▶ [Task to carry out] This exercise needs the complete data reproduced exactly.

--- Recorded data ---

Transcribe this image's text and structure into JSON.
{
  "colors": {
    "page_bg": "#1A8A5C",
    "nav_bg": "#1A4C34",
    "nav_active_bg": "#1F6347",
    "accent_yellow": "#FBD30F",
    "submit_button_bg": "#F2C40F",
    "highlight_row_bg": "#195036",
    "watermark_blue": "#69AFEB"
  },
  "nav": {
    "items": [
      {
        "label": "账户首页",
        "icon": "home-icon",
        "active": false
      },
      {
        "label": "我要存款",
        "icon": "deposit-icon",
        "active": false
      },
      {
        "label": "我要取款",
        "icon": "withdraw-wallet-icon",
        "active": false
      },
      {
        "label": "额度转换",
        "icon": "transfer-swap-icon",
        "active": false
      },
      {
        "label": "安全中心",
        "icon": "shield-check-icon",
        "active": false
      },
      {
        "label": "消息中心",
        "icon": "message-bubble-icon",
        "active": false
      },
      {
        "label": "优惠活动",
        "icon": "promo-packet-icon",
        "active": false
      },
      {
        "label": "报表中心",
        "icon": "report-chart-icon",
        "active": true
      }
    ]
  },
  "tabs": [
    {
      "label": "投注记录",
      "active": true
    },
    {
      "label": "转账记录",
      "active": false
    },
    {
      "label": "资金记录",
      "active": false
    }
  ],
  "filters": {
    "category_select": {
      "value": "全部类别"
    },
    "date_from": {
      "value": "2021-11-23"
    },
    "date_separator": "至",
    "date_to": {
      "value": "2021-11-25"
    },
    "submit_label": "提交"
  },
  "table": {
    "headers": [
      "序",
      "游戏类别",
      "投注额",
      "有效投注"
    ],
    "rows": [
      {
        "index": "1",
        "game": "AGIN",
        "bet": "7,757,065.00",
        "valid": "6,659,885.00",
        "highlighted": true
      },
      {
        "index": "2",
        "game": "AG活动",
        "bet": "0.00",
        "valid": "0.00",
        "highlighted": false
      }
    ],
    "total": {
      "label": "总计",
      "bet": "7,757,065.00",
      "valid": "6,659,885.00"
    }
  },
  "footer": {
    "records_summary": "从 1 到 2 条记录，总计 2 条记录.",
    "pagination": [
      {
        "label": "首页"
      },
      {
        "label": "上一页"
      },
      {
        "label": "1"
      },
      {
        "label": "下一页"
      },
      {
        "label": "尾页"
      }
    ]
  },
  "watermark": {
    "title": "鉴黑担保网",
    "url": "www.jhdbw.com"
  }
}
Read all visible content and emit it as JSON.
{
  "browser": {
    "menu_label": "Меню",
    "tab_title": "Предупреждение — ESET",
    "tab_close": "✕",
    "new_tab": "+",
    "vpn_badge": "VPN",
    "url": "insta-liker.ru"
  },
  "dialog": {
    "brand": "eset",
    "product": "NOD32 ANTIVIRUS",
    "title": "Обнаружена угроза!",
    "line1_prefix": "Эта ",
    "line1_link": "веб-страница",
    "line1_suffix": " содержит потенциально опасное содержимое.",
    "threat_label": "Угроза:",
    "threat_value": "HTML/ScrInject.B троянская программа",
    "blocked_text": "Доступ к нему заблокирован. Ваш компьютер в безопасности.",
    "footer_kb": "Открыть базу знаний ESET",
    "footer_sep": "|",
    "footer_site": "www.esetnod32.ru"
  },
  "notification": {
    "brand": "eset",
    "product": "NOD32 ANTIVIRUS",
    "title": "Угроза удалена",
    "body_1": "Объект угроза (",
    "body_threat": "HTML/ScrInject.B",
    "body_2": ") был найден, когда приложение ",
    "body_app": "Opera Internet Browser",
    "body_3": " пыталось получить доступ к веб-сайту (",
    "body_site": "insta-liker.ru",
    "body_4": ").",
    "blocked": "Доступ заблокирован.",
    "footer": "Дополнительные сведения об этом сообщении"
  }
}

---

▶ [Expected answer]
Transcribe this image's text and structure into JSON.
{
  "colors": {
    "page_bg": "#1A8A5C",
    "nav_bg": "#1A4C34",
    "nav_active_bg": "#1F6347",
    "accent_yellow": "#FBD30F",
    "submit_button_bg": "#F2C40F",
    "highlight_row_bg": "#195036",
    "watermark_blue": "#69AFEB"
  },
  "nav": {
    "items": [
      {
        "label": "账户首页",
        "icon": "home-icon",
        "active": false
      },
      {
        "label": "我要存款",
        "icon": "deposit-icon",
        "active": false
      },
      {
        "label": "我要取款",
        "icon": "withdraw-wallet-icon",
        "active": false
      },
      {
        "label": "额度转换",
        "icon": "transfer-swap-icon",
        "active": false
      },
      {
        "label": "安全中心",
        "icon": "shield-check-icon",
        "active": false
      },
      {
        "label": "消息中心",
        "icon": "message-bubble-icon",
        "active": false
      },
      {
        "label": "优惠活动",
        "icon": "promo-packet-icon",
        "active": false
      },
      {
        "label": "报表中心",
        "icon": "report-chart-icon",
        "active": true
      }
    ]
  },
  "tabs": [
    {
      "label": "投注记录",
      "active": true
    },
    {
      "label": "转账记录",
      "active": false
    },
    {
      "label": "资金记录",
      "active": false
    }
  ],
  "filters": {
    "category_select": {
      "value": "全部类别"
    },
    "date_from": {
      "value": "2021-11-23"
    },
    "date_separator": "至",
    "date_to": {
      "value": "2021-11-25"
    },
    "submit_label": "提交"
  },
  "table": {
    "headers": [
      "序",
      "游戏类别",
      "投注额",
      "有效投注"
    ],
    "rows": [
      {
        "index": "1",
        "game": "AGIN",
        "bet": "7,757,065.00",
        "valid": "6,659,885.00",
        "highlighted": true
      },
      {
        "index": "2",
        "game": "AG活动",
        "bet": "0.00",
        "valid": "0.00",
        "highlighted": false
      }
    ],
    "total": {
      "label": "总计",
      "bet": "7,757,065.00",
      "valid": "6,659,885.00"
    }
  },
  "footer": {
    "records_summary": "从 1 到 2 条记录，总计 2 条记录.",
    "pagination": [
      {
        "label": "首页"
      },
      {
        "label": "上一页"
      },
      {
        "label": "1"
      },
      {
        "label": "下一页"
      },
      {
        "label": "尾页"
      }
    ]
  },
  "watermark": {
    "title": "鉴黑担保网",
    "url": "www.jhdbw.com"
  }
}
Read all visible content and emit it as JSON.
{
  "browser": {
    "menu_label": "Меню",
    "tab_title": "Предупреждение — ESET",
    "tab_close": "✕",
    "new_tab": "+",
    "vpn_badge": "VPN",
    "url": "insta-liker.ru"
  },
  "dialog": {
    "brand": "eset",
    "product": "NOD32 ANTIVIRUS",
    "title": "Обнаружена угроза!",
    "line1_prefix": "Эта ",
    "line1_link": "веб-страница",
    "line1_suffix": " содержит потенциально опасное содержимое.",
    "threat_label": "Угроза:",
    "threat_value": "HTML/ScrInject.B троянская программа",
    "blocked_text": "Доступ к нему заблокирован. Ваш компьютер в безопасности.",
    "footer_kb": "Открыть базу знаний ESET",
    "footer_sep": "|",
    "footer_site": "www.esetnod32.ru"
  },
  "notification": {
    "brand": "eset",
    "product": "NOD32 ANTIVIRUS",
    "title": "Угроза удалена",
    "body_1": "Объект угроза (",
    "body_threat": "HTML/ScrInject.B",
    "body_2": ") был найден, когда приложение ",
    "body_app": "Opera Internet Browser",
    "body_3": " пыталось получить доступ к веб-сайту (",
    "body_site": "insta-liker.ru",
    "body_4": ").",
    "blocked": "Доступ заблокирован.",
    "footer": "Дополнительные сведения об этом сообщении"
  }
}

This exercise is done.